*** Data in this exercise Section Begins ***
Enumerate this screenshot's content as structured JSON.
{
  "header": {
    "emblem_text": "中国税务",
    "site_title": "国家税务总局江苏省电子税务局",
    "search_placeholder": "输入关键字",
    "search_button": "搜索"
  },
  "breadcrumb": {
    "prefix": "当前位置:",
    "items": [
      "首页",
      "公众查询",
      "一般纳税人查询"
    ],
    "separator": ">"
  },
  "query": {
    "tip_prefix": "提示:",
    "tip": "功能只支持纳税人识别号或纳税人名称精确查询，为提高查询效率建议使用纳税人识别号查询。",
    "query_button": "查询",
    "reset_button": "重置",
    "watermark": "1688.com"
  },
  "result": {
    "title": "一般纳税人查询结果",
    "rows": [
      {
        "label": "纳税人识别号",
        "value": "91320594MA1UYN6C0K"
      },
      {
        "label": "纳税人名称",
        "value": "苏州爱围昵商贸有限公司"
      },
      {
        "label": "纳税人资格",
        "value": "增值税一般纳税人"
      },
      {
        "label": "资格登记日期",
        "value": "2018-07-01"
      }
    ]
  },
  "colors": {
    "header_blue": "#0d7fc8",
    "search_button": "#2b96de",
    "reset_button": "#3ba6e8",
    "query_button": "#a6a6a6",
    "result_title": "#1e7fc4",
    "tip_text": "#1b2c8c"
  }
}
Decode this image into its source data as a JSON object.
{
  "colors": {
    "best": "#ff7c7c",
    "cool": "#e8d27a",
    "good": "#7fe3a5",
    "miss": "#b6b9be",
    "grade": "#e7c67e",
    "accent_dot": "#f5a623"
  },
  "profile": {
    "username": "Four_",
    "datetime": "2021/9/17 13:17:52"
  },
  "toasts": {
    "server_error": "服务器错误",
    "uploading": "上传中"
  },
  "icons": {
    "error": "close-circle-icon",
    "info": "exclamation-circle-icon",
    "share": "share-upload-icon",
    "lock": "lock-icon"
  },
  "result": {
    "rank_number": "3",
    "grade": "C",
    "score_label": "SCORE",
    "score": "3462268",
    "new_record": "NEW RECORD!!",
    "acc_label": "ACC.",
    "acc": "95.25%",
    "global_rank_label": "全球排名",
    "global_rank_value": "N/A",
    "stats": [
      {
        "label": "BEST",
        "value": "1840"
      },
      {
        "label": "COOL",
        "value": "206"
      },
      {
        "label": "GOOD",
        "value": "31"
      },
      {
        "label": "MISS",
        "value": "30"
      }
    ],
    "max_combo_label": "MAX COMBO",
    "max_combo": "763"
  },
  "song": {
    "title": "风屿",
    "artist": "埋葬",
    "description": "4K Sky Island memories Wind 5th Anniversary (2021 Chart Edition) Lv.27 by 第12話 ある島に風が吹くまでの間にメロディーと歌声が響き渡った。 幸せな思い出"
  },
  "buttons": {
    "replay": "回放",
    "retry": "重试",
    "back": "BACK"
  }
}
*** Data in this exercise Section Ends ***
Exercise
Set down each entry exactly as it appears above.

Written answer
Enumerate this screenshot's content as structured JSON.
{
  "header": {
    "emblem_text": "中国税务",
    "site_title": "国家税务总局江苏省电子税务局",
    "search_placeholder": "输入关键字",
    "search_button": "搜索"
  },
  "breadcrumb": {
    "prefix": "当前位置:",
    "items": [
      "首页",
      "公众查询",
      "一般纳税人查询"
    ],
    "separator": ">"
  },
  "query": {
    "tip_prefix": "提示:",
    "tip": "功能只支持纳税人识别号或纳税人名称精确查询，为提高查询效率建议使用纳税人识别号查询。",
    "query_button": "查询",
    "reset_button": "重置",
    "watermark": "1688.com"
  },
  "result": {
    "title": "一般纳税人查询结果",
    "rows": [
      {
        "label": "纳税人识别号",
        "value": "91320594MA1UYN6C0K"
      },
      {
        "label": "纳税人名称",
        "value": "苏州爱围昵商贸有限公司"
      },
      {
        "label": "纳税人资格",
        "value": "增值税一般纳税人"
      },
      {
        "label": "资格登记日期",
        "value": "2018-07-01"
      }
    ]
  },
  "colors": {
    "header_blue": "#0d7fc8",
    "search_button": "#2b96de",
    "reset_button": "#3ba6e8",
    "query_button": "#a6a6a6",
    "result_title": "#1e7fc4",
    "tip_text": "#1b2c8c"
  }
}
Decode this image into its source data as a JSON object.
{
  "colors": {
    "best": "#ff7c7c",
    "cool": "#e8d27a",
    "good": "#7fe3a5",
    "miss": "#b6b9be",
    "grade": "#e7c67e",
    "accent_dot": "#f5a623"
  },
  "profile": {
    "username": "Four_",
    "datetime": "2021/9/17 13:17:52"
  },
  "toasts": {
    "server_error": "服务器错误",
    "uploading": "上传中"
  },
  "icons": {
    "error": "close-circle-icon",
    "info": "exclamation-circle-icon",
    "share": "share-upload-icon",
    "lock": "lock-icon"
  },
  "result": {
    "rank_number": "3",
    "grade": "C",
    "score_label": "SCORE",
    "score": "3462268",
    "new_record": "NEW RECORD!!",
    "acc_label": "ACC.",
    "acc": "95.25%",
    "global_rank_label": "全球排名",
    "global_rank_value": "N/A",
    "stats": [
      {
        "label": "BEST",
        "value": "1840"
      },
      {
        "label": "COOL",
        "value": "206"
      },
      {
        "label": "GOOD",
        "value": "31"
      },
      {
        "label": "MISS",
        "value": "30"
      }
    ],
    "max_combo_label": "MAX COMBO",
    "max_combo": "763"
  },
  "song": {
    "title": "风屿",
    "artist": "埋葬",
    "description": "4K Sky Island memories Wind 5th Anniversary (2021 Chart Edition) Lv.27 by 第12話 ある島に風が吹くまでの間にメロディーと歌声が響き渡った。 幸せな思い出"
  },
  "buttons": {
    "replay": "回放",
    "retry": "重试",
    "back": "BACK"
  }
}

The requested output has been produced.